PROBLEM DETAILS:
Your answer should be every line with the word "conditions", copied from the data below.

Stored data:
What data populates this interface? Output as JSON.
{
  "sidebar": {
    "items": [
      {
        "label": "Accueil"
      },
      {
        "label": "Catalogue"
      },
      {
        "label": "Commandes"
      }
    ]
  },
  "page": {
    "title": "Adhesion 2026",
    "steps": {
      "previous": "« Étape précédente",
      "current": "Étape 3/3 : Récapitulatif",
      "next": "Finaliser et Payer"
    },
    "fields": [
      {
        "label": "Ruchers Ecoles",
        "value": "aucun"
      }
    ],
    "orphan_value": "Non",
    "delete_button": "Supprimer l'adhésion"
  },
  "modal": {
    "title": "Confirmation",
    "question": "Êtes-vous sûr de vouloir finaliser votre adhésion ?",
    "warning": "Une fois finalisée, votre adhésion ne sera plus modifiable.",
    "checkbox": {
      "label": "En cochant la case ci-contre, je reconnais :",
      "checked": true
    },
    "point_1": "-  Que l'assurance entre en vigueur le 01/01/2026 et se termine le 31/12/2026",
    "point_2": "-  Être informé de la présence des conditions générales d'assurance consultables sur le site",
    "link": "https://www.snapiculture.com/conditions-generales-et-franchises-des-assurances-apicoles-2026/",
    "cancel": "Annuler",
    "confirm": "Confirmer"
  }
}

SOLUTION:
    "point_2": "-  Être informé de la présence des conditions générales d'assurance consultables sur le site",
    "link": "https://www.snapiculture.com/conditions-generales-et-franchises-des-assurances-apicoles-2026/",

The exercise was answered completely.